SkyEng make a service and platform for learning foreign languages online and chose a remote business model for their company. SkyEng has about 800 employees, mostly teachers, but the team that directly creates the product also works entirely remotely.

Research on working from home

Even before the start of the pandemic, experts from Stanford and Ctrip, China's largest travel agency with about 16 thousand employees, conducted a two-year study from 2014-2016. They studied a large group of employees and all those whose birthday fell on an even date were sent to work from home, and those who were born on odd days were left in the office.

The results showed that employees who worked from home showed a significant increase in efficiency (about 13%); they stopped being late for the start of the working day and left earlier, took fewer days off and sick days, and were 50% less likely to quit. They valued estimated savings on office space plus efficiency gains at $2,000 per employee per month.

Communication in a distributed team

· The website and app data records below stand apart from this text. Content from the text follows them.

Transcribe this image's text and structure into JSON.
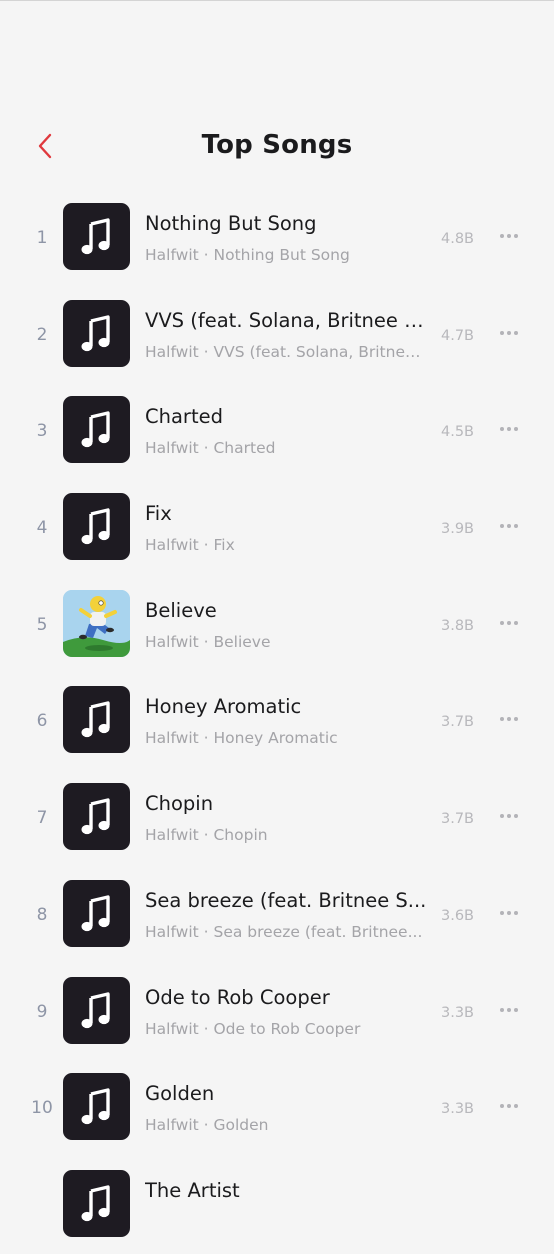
{
  "header": {
    "title": "Top Songs",
    "back_icon": "chevron-left-icon",
    "accent_color": "#e0393e"
  },
  "songs": [
    {
      "rank": "1",
      "title": "Nothing But Song",
      "subtitle": "Halfwit · Nothing But Song",
      "plays": "4.8B",
      "artwork": "music-note-icon"
    },
    {
      "rank": "2",
      "title": "VVS (feat. Solana, Britnee S...",
      "subtitle": "Halfwit · VVS (feat. Solana, Britnee...",
      "plays": "4.7B",
      "artwork": "music-note-icon"
    },
    {
      "rank": "3",
      "title": "Charted",
      "subtitle": "Halfwit · Charted",
      "plays": "4.5B",
      "artwork": "music-note-icon"
    },
    {
      "rank": "4",
      "title": "Fix",
      "subtitle": "Halfwit · Fix",
      "plays": "3.9B",
      "artwork": "music-note-icon"
    },
    {
      "rank": "5",
      "title": "Believe",
      "subtitle": "Halfwit · Believe",
      "plays": "3.8B",
      "artwork": "cartoon-character-image"
    },
    {
      "rank": "6",
      "title": "Honey Aromatic",
      "subtitle": "Halfwit · Honey Aromatic",
      "plays": "3.7B",
      "artwork": "music-note-icon"
    },
    {
      "rank": "7",
      "title": "Chopin",
      "subtitle": "Halfwit · Chopin",
      "plays": "3.7B",
      "artwork": "music-note-icon"
    },
    {
      "rank": "8",
      "title": "Sea breeze (feat. Britnee S...",
      "subtitle": "Halfwit · Sea breeze (feat. Britnee...",
      "plays": "3.6B",
      "artwork": "music-note-icon"
    },
    {
      "rank": "9",
      "title": "Ode to Rob Cooper",
      "subtitle": "Halfwit · Ode to Rob Cooper",
      "plays": "3.3B",
      "artwork": "music-note-icon"
    },
    {
      "rank": "10",
      "title": "Golden",
      "subtitle": "Halfwit · Golden",
      "plays": "3.3B",
      "artwork": "music-note-icon"
    },
    {
      "rank": "",
      "title": "The Artist",
      "subtitle": "",
      "plays": "",
      "artwork": "music-note-icon"
    }
  ],
  "more_icon": "more-horizontal-icon"
}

The key to successful remote working is constant communication. At Heliotrope Digital we use various tools to help with this, including Slack as an internal messenger, Jira and Asana for workflow & project collaboration. We also use Hubspot for client relationship management (CRM) which means staff across the organisation can see a history for individual customers and allows us to automate sales and follow ups.

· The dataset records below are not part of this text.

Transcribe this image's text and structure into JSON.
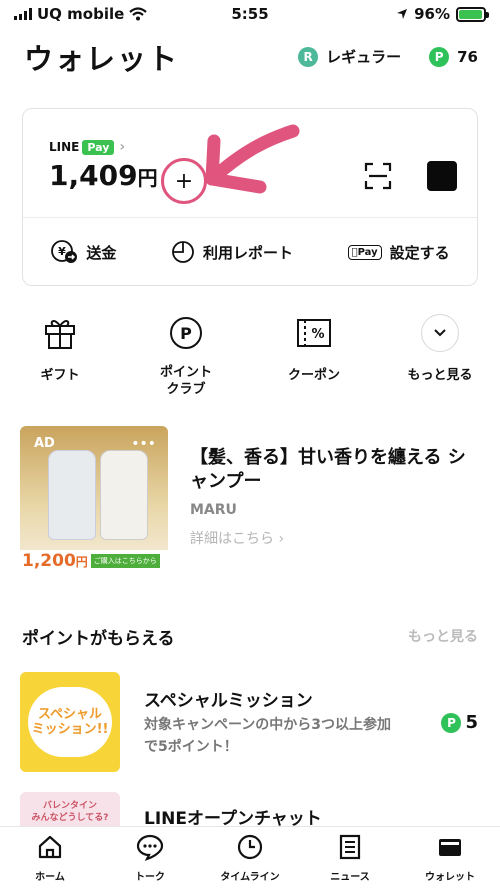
{
  "status_bar": {
    "carrier": "UQ mobile",
    "time": "5:55",
    "battery_pct": "96%",
    "battery_level": 0.96
  },
  "header": {
    "title": "ウォレット",
    "rank_badge": "R",
    "rank_label": "レギュラー",
    "points_badge": "P",
    "points": "76"
  },
  "pay_card": {
    "brand_line": "LINE",
    "brand_pay": "Pay",
    "chevron": "›",
    "balance": "1,409",
    "currency": "円",
    "add_symbol": "+",
    "actions": [
      {
        "icon": "yen-transfer-icon",
        "label": "送金"
      },
      {
        "icon": "report-chart-icon",
        "label": "利用レポート"
      },
      {
        "icon": "apple-pay-icon",
        "label": "設定する",
        "badge": "Pay"
      }
    ]
  },
  "quick_actions": [
    {
      "icon": "gift-icon",
      "label": "ギフト"
    },
    {
      "icon": "point-club-icon",
      "label": "ポイント\nクラブ",
      "icon_text": "P"
    },
    {
      "icon": "coupon-icon",
      "label": "クーポン",
      "icon_text": "%"
    },
    {
      "icon": "chevron-down-icon",
      "label": "もっと見る"
    }
  ],
  "ad": {
    "badge": "AD",
    "menu": "•••",
    "price": "1,200",
    "price_unit": "円",
    "cta": "ご購入はこちらから",
    "title": "【髪、香る】甘い香りを纏える シャンプー",
    "brand": "MARU",
    "link": "詳細はこちら ›"
  },
  "points_section": {
    "title": "ポイントがもらえる",
    "more": "もっと見る",
    "items": [
      {
        "image_text": "スペシャル\nミッション!!",
        "title": "スペシャルミッション",
        "desc": "対象キャンペーンの中から3つ以上参加で5ポイント！",
        "points_badge": "P",
        "points": "5"
      },
      {
        "image_text": "バレンタイン\nみんなどうしてる?",
        "title": "LINEオープンチャット"
      }
    ]
  },
  "tabbar": [
    {
      "icon": "home-icon",
      "label": "ホーム"
    },
    {
      "icon": "chat-icon",
      "label": "トーク"
    },
    {
      "icon": "clock-icon",
      "label": "タイムライン"
    },
    {
      "icon": "news-icon",
      "label": "ニュース"
    },
    {
      "icon": "wallet-icon",
      "label": "ウォレット"
    }
  ]
}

Most teams hold daily meetings in which they discuss what has been done during the day as well as make a plan for the next few days. This helps you stay up to date and track your progress. It helps to set a time limit to go through the tasks, for example 20 minutes just to understand what you need to pay attention to, and then record updates and changes in the task tracker. By and large, these are traditional meetings, they just take place online, and like traditional meetings, they can easily overrun or be generally futile unless tightly controlled with specific objectives. An important principle here: all calls, conferences, and discussions should always take place with video, when possible.

In spite of all the convenience of online communication, live human communication is difficult to replace. Therefore, several times a year we meet up with our teams in Moscow, Frankfurt and Kiev. Plus, individual teams come to our office in London to work together on a project.

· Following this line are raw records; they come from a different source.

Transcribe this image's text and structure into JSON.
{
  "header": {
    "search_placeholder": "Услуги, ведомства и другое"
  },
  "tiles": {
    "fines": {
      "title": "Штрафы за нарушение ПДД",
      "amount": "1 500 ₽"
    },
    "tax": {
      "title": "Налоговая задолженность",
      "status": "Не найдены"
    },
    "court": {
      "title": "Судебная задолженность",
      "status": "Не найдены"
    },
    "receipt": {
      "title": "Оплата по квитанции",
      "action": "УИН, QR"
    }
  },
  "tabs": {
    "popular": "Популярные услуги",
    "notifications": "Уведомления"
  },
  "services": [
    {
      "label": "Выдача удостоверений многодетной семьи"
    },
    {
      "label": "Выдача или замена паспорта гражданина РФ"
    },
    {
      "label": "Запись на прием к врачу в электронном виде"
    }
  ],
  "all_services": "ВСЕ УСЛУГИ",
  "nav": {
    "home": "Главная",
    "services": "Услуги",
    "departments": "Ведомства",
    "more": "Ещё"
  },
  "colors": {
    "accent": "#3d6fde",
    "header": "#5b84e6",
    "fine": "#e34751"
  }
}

Tips for beginners

There are several tricks to remote working that our team has come up with experimentally which I'd like to share.

During video meetings, disable your own camera display. It seems like a small thing, but your own face on the screen is unexpectedly distracting, and turning it off helps you better focus directly on the conversation.

It is very important to have some kind of daily morning routine which helps you to switch from "home mode" to "work mode". Usually a trip to the office provides such a switch but, given this is often not possible working at a remote location, you need to come up with some kind of mandatory daily activity that will help you switch to your working, resourceful state. This could be changing into particular work clothes, or even having two pairs of slippers — work and home. :)

Changing clothes just before starting work also helps to switch and adjust your mood. When you work from home, the boundaries between work and non-work are very blurred. This often leads to my colleagues and me working too much, much more than we might have done in the office. So switching back to "home mode" is equally important.

Remote work as your company's competitive advantage

The most important advantage of remote work is a flexible approach to organising your life. And for many candidates, it can be a deciding factor in why they choose your company, and not a larger or more well-known organisation. This mode of work is not for everyone, but now more and more candidates are looking for opportunities to set up their work-life balance in an optimal way, and remote work can be an excellent way of doing this. For companies that provide this possibility to their employees, it can become a definitive competitive advantage.